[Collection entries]

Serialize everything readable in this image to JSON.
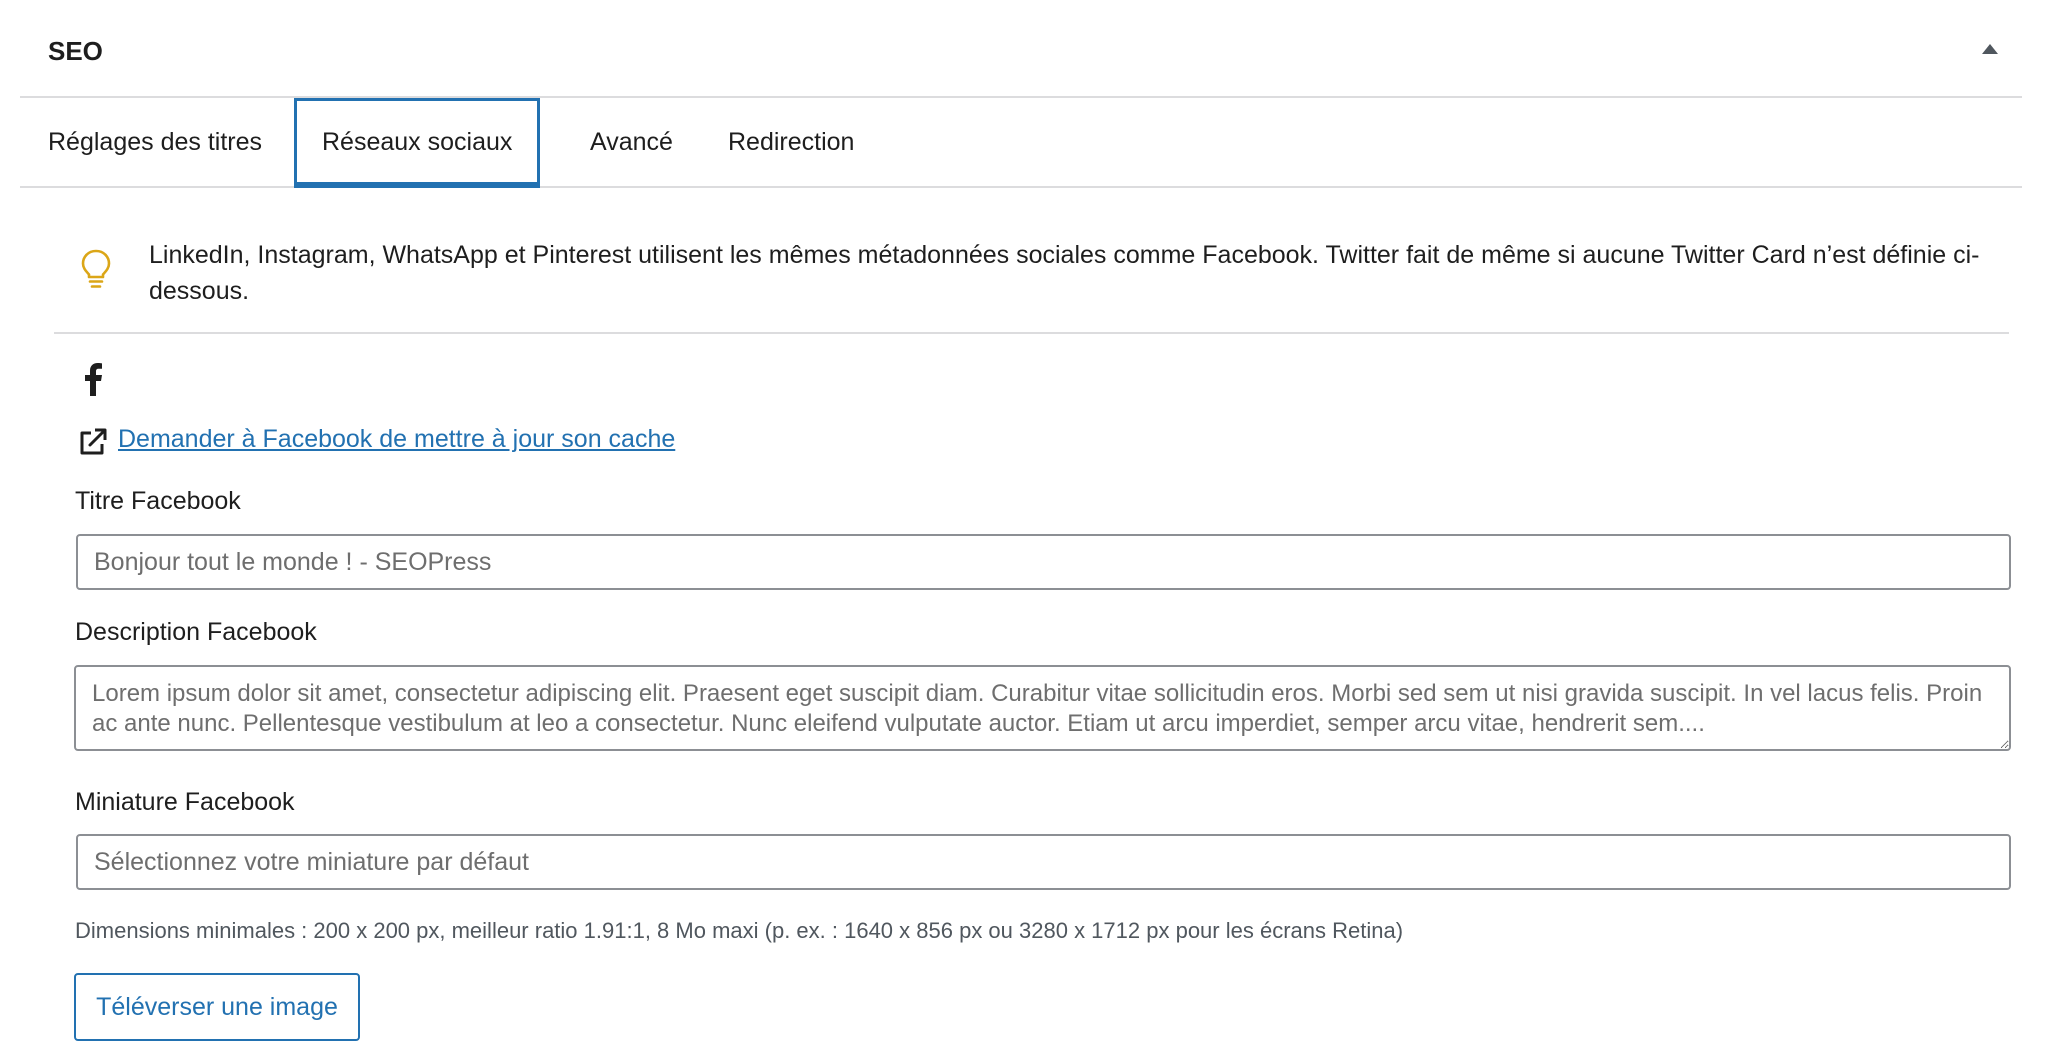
{
  "panel": {
    "title": "SEO",
    "collapse_icon": "caret-up-icon"
  },
  "tabs": [
    {
      "label": "Réglages des titres",
      "active": false
    },
    {
      "label": "Réseaux sociaux",
      "active": true
    },
    {
      "label": "Avancé",
      "active": false
    },
    {
      "label": "Redirection",
      "active": false
    }
  ],
  "notice": {
    "icon": "lightbulb-icon",
    "text": "LinkedIn, Instagram, WhatsApp et Pinterest utilisent les mêmes métadonnées sociales comme Facebook. Twitter fait de même si aucune Twitter Card n’est définie ci-dessous."
  },
  "facebook": {
    "icon": "facebook-icon",
    "cache_link": {
      "icon": "external-link-icon",
      "label": "Demander à Facebook de mettre à jour son cache"
    },
    "title_field": {
      "label": "Titre Facebook",
      "value": "",
      "placeholder": "Bonjour tout le monde ! - SEOPress"
    },
    "description_field": {
      "label": "Description Facebook",
      "value": "",
      "placeholder": "Lorem ipsum dolor sit amet, consectetur adipiscing elit. Praesent eget suscipit diam. Curabitur vitae sollicitudin eros. Morbi sed sem ut nisi gravida suscipit. In vel lacus felis. Proin ac ante nunc. Pellentesque vestibulum at leo a consectetur. Nunc eleifend vulputate auctor. Etiam ut arcu imperdiet, semper arcu vitae, hendrerit sem...."
    },
    "thumbnail_field": {
      "label": "Miniature Facebook",
      "value": "",
      "placeholder": "Sélectionnez votre miniature par défaut"
    },
    "help_text": "Dimensions minimales : 200 x 200 px, meilleur ratio 1.91:1, 8 Mo maxi (p. ex. : 1640 x 856 px ou 3280 x 1712 px pour les écrans Retina)",
    "upload_button_label": "Téléverser une image"
  },
  "colors": {
    "accent": "#2271b1",
    "lightbulb": "#dba617",
    "border": "#8c8f94",
    "divider": "#dcdcde"
  }
}
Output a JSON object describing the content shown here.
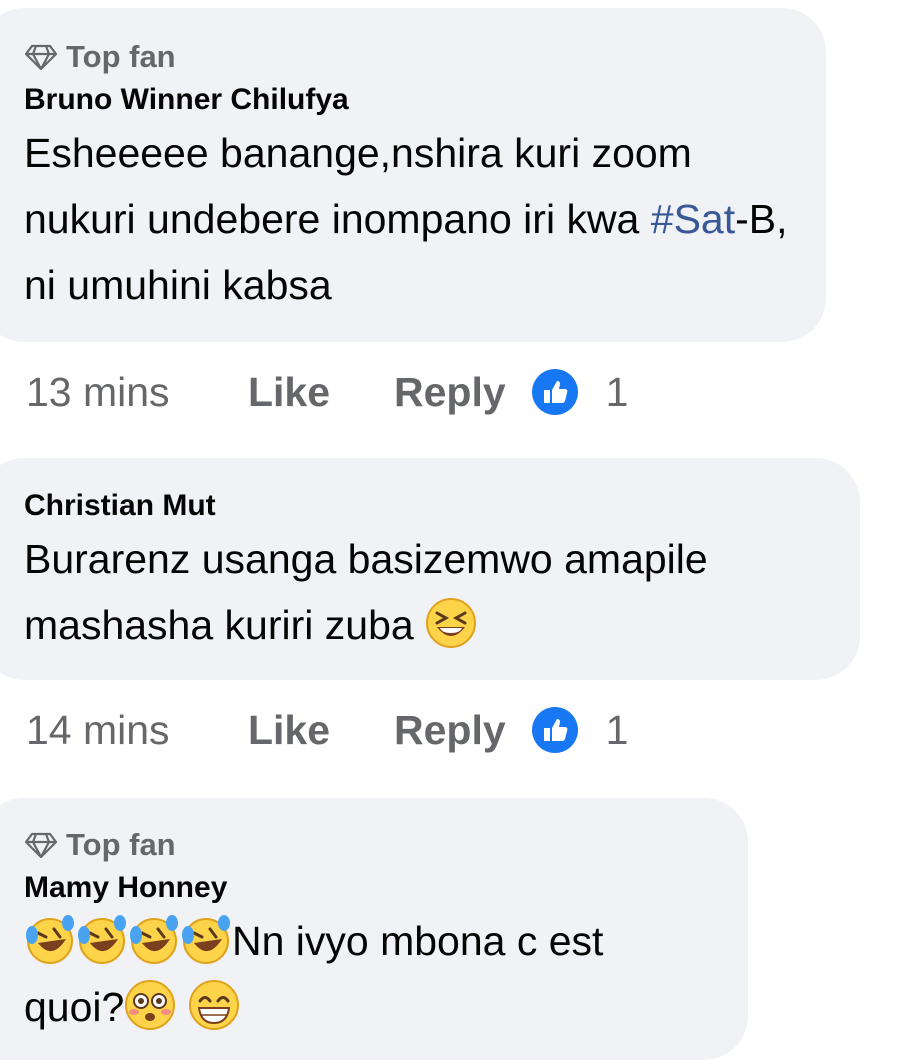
{
  "comments": [
    {
      "badge": "Top fan",
      "author": "Bruno Winner Chilufya",
      "text_part1": "Esheeeee banange,nshira kuri zoom nukuri undebere inompano iri kwa ",
      "hashtag": "#Sat",
      "text_part2": "-B, ni umuhini kabsa",
      "time": "13 mins",
      "like_label": "Like",
      "reply_label": "Reply",
      "reaction_count": "1"
    },
    {
      "author": "Christian Mut",
      "text": "Burarenz usanga basizemwo amapile mashasha kuriri zuba",
      "time": "14 mins",
      "like_label": "Like",
      "reply_label": "Reply",
      "reaction_count": "1"
    },
    {
      "badge": "Top fan",
      "author": "Mamy Honney",
      "text_part1": "Nn ivyo mbona c est",
      "text_part2": "quoi?"
    }
  ],
  "icons": {
    "badge": "diamond-icon",
    "reaction": "thumbs-up-icon",
    "emoji_laugh": "grinning-squinting-face-icon",
    "emoji_rofl": "rolling-on-floor-laughing-icon",
    "emoji_flushed": "flushed-face-icon",
    "emoji_grin": "beaming-face-icon"
  },
  "colors": {
    "bubble": "#f0f2f5",
    "hashtag": "#385898",
    "like_blue": "#1877f2",
    "secondary_text": "#65676b"
  }
}
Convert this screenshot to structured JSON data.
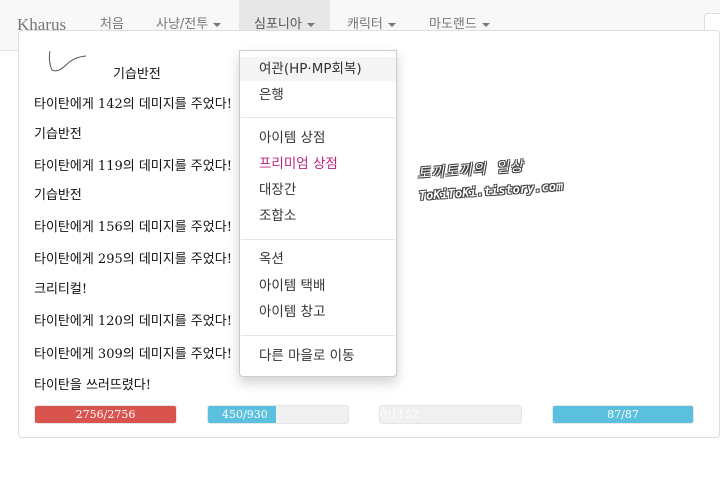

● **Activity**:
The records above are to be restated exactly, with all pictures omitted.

● **Written answer**:
Serialize everything readable in this image to JSON.
{
  "panel": {
    "title": "SEO",
    "collapse_icon": "caret-up-icon"
  },
  "tabs": [
    {
      "label": "Réglages des titres",
      "active": false
    },
    {
      "label": "Réseaux sociaux",
      "active": true
    },
    {
      "label": "Avancé",
      "active": false
    },
    {
      "label": "Redirection",
      "active": false
    }
  ],
  "notice": {
    "icon": "lightbulb-icon",
    "text": "LinkedIn, Instagram, WhatsApp et Pinterest utilisent les mêmes métadonnées sociales comme Facebook. Twitter fait de même si aucune Twitter Card n’est définie ci-dessous."
  },
  "facebook": {
    "icon": "facebook-icon",
    "cache_link": {
      "icon": "external-link-icon",
      "label": "Demander à Facebook de mettre à jour son cache"
    },
    "title_field": {
      "label": "Titre Facebook",
      "value": "",
      "placeholder": "Bonjour tout le monde ! - SEOPress"
    },
    "description_field": {
      "label": "Description Facebook",
      "value": "",
      "placeholder": "Lorem ipsum dolor sit amet, consectetur adipiscing elit. Praesent eget suscipit diam. Curabitur vitae sollicitudin eros. Morbi sed sem ut nisi gravida suscipit. In vel lacus felis. Proin ac ante nunc. Pellentesque vestibulum at leo a consectetur. Nunc eleifend vulputate auctor. Etiam ut arcu imperdiet, semper arcu vitae, hendrerit sem...."
    },
    "thumbnail_field": {
      "label": "Miniature Facebook",
      "value": "",
      "placeholder": "Sélectionnez votre miniature par défaut"
    },
    "help_text": "Dimensions minimales : 200 x 200 px, meilleur ratio 1.91:1, 8 Mo maxi (p. ex. : 1640 x 856 px ou 3280 x 1712 px pour les écrans Retina)",
    "upload_button_label": "Téléverser une image"
  },
  "colors": {
    "accent": "#2271b1",
    "lightbulb": "#dba617",
    "border": "#8c8f94",
    "divider": "#dcdcde"
  }
}
Output a JSON object describing the content shown here.
{
  "comments": [
    {
      "badge": "Top fan",
      "author": "Bruno Winner Chilufya",
      "text_part1": "Esheeeee banange,nshira kuri zoom nukuri undebere inompano iri kwa ",
      "hashtag": "#Sat",
      "text_part2": "-B, ni umuhini kabsa",
      "time": "13 mins",
      "like_label": "Like",
      "reply_label": "Reply",
      "reaction_count": "1"
    },
    {
      "author": "Christian Mut",
      "text": "Burarenz usanga basizemwo amapile mashasha kuriri zuba",
      "time": "14 mins",
      "like_label": "Like",
      "reply_label": "Reply",
      "reaction_count": "1"
    },
    {
      "badge": "Top fan",
      "author": "Mamy Honney",
      "text_part1": "Nn ivyo mbona c est",
      "text_part2": "quoi?"
    }
  ],
  "icons": {
    "badge": "diamond-icon",
    "reaction": "thumbs-up-icon",
    "emoji_laugh": "grinning-squinting-face-icon",
    "emoji_rofl": "rolling-on-floor-laughing-icon",
    "emoji_flushed": "flushed-face-icon",
    "emoji_grin": "beaming-face-icon"
  },
  "colors": {
    "bubble": "#f0f2f5",
    "hashtag": "#385898",
    "like_blue": "#1877f2",
    "secondary_text": "#65676b"
  }
}
Convert this screenshot to structured JSON data.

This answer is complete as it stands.